Okay, so now that I got the Spiritual Midwifery
thing out of the way, let me say this. I have been on MDC for over ten years. Believe me, this is not the first time this conversation has come up, nor will it be the last. The arguments made here, on all sides of the fence, have been made and will be made again.
This is one of those personal decisions that seems to carry some weight, and it is easy to argue about personal decisions that seem to carry some weight. I think if done in a civil manner, this back-and-forth that seems so much like running around in circles actually can help us as individuals to clarify our personal thinking and values so we can make our own individual decisions thoughtfully.
I am proof. Watching a few of these conversations over the years, I reconsidered my continuation of the term "vagina" as my "catch-all" (how it was used when I was a kid). With dfd, I use "vulva." When I first thought of using that term, it just did not feel right to me. It felt so clinical and un-natural. But I did it because I had thought it out and really clarified my values. It turns out it only felt un-natural to say because I wasn't used to saying it. Now that I have a two year old who throws it about as naturally as "elbow" or "abdomen" or "knee" or "little toe," (and a three year old boy who also has been known to say it), it suddenly feels like the most natural thing in the world.
With all these terms, we each are going to have some initial, gut reactions. It is easy to judge and listen impatiently to one another. It is easy to react off-handedly with words chosen without thought ("eewww") and without consideration for those they may hurt. That may be the nature of the beast, but even if it makes me a hopeless optimist, I think we can do better.
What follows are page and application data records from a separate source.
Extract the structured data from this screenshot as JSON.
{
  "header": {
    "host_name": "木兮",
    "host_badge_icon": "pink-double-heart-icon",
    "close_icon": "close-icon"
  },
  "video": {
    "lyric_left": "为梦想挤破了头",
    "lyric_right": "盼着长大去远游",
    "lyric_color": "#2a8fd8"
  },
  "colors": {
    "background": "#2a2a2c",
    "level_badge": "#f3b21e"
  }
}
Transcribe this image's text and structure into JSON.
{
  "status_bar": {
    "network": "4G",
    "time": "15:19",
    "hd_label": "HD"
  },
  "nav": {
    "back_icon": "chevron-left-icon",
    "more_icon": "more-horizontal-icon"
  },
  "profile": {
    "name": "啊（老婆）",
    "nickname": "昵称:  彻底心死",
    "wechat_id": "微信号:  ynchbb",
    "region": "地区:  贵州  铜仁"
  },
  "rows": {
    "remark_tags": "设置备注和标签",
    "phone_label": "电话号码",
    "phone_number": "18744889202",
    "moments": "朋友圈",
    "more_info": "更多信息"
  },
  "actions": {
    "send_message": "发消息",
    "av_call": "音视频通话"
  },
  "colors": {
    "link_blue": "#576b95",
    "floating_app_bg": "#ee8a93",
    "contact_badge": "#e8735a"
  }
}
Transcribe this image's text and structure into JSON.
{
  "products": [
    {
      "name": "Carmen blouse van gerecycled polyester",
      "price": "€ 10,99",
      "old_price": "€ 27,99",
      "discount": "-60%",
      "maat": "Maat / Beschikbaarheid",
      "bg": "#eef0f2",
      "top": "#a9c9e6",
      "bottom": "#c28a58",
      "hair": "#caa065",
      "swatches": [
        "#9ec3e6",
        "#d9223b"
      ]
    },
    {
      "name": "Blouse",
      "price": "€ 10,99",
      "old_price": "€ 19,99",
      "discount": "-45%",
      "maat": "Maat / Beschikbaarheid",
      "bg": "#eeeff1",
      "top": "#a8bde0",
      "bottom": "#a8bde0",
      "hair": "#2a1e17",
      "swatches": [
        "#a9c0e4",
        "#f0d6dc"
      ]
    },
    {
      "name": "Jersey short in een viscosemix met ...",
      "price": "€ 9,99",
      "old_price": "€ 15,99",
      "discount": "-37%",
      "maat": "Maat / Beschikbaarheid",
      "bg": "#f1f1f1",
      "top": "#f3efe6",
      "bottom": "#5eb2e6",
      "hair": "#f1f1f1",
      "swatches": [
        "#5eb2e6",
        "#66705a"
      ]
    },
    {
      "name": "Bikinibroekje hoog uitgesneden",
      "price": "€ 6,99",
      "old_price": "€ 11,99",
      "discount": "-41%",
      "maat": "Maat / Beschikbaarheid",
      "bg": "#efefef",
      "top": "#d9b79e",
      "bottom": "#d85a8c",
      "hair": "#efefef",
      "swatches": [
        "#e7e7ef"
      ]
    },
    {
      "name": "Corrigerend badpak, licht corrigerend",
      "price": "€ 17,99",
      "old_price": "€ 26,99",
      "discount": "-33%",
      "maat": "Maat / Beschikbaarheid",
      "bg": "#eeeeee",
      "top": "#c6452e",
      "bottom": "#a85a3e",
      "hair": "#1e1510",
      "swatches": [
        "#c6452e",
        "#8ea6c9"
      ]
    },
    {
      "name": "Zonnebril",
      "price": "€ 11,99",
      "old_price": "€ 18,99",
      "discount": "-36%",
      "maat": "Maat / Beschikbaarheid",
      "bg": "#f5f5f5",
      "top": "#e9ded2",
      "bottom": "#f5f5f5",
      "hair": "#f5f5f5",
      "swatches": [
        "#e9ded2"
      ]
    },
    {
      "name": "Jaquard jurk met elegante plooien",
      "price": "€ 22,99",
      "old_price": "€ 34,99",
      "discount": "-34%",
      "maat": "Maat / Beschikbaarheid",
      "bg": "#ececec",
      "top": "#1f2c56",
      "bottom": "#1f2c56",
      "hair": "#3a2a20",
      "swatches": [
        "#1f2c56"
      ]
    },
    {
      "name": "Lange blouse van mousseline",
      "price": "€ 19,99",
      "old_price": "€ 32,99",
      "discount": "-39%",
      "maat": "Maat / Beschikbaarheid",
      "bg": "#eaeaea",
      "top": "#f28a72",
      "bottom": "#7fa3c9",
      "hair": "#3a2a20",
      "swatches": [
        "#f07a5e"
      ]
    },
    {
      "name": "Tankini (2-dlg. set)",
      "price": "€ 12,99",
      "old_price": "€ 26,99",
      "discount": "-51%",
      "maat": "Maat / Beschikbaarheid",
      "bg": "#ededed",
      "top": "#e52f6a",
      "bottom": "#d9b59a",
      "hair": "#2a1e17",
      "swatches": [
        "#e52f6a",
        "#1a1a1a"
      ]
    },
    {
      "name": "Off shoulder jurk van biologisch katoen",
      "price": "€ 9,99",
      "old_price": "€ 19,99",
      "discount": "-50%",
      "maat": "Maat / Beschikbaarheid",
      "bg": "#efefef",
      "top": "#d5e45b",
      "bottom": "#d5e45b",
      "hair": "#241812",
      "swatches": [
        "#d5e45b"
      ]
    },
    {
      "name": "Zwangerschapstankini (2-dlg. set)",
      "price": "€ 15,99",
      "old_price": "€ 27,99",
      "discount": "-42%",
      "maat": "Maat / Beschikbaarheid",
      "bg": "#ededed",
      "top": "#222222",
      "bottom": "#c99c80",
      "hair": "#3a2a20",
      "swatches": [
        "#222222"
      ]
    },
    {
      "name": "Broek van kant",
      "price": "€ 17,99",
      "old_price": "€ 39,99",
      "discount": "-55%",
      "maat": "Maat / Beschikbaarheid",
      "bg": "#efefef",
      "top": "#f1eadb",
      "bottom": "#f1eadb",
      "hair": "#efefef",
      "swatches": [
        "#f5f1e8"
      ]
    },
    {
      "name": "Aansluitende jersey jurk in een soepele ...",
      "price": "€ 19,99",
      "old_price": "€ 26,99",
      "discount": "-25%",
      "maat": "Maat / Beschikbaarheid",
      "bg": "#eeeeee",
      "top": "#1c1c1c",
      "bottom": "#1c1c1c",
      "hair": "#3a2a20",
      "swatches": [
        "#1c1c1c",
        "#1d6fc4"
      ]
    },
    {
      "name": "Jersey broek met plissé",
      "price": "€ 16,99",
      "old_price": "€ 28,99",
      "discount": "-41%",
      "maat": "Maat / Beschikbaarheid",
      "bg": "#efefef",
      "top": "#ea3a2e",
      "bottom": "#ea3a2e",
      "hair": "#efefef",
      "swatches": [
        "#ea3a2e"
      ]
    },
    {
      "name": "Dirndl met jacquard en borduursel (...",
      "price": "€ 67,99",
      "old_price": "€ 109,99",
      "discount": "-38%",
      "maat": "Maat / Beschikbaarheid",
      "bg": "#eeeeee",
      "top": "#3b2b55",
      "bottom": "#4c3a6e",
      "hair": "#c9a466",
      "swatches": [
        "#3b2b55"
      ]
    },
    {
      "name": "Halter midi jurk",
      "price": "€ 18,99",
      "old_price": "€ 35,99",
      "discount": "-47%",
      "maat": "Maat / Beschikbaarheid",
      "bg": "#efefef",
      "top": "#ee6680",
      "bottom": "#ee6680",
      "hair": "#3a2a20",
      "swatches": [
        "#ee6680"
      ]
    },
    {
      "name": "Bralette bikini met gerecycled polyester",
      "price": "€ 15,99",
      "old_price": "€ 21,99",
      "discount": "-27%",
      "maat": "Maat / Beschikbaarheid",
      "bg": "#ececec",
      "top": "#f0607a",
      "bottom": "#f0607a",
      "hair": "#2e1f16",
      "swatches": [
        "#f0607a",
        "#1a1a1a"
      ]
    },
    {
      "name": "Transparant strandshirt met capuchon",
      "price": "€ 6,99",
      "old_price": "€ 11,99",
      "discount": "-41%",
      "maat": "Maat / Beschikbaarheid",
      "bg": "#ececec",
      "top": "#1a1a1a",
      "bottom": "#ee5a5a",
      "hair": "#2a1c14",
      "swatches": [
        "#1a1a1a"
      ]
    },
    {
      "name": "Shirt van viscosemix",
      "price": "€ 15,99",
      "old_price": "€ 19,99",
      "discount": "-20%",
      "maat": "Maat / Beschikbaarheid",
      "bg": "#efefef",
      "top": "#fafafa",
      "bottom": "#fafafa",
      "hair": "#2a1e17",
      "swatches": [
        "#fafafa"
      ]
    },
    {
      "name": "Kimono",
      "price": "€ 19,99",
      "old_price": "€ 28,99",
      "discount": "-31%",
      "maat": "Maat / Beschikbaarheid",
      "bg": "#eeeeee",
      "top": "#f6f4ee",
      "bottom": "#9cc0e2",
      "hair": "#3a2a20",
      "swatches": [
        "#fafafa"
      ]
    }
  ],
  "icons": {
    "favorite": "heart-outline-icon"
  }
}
If there is more to say, let it be said as respectfully as possible.
One final note:
Originally Posted by brookie514
Doctors and social workers know what the cute or silly names mean, but a defense lawyer will rip it to shreds. "It can mean anything! That could be the name for your big toe!"
So we use only correct names, just in case.
Yes, I do think this can have an influence, even now in these fairly "enlightened times." Court is an unforgiving place (I know because my family's life is largely a court-determined life due to being a foster family). The job of the defense attorney will be to rip to shreds any weakness, no matter how impartial the investigations have been. Not too many years ago, there was a situation right here on MDC where a mama discovered her child was being abused by the child's father. Her ability to protect her daughter *was* limited by the use of a cute nickname for "vulva." She eventually was able to ensure her child's protection, but it was a painful, awful saga. The rest of us wanted to leap through our computer screens and grab this mama and her children and RUN!
On the other hand, I think the person who is involved in investigations of child sexual abuse who pointed out that at least in terms of interviewing children there is always a chance to code the body according to the child's language before the interview really starts is an important one. I think a lot of progress has been made even since the publication of Protecting the Gift
. Depending on where you live, your child may experience some protection because of that, regardless of what you call the vulva and its parts.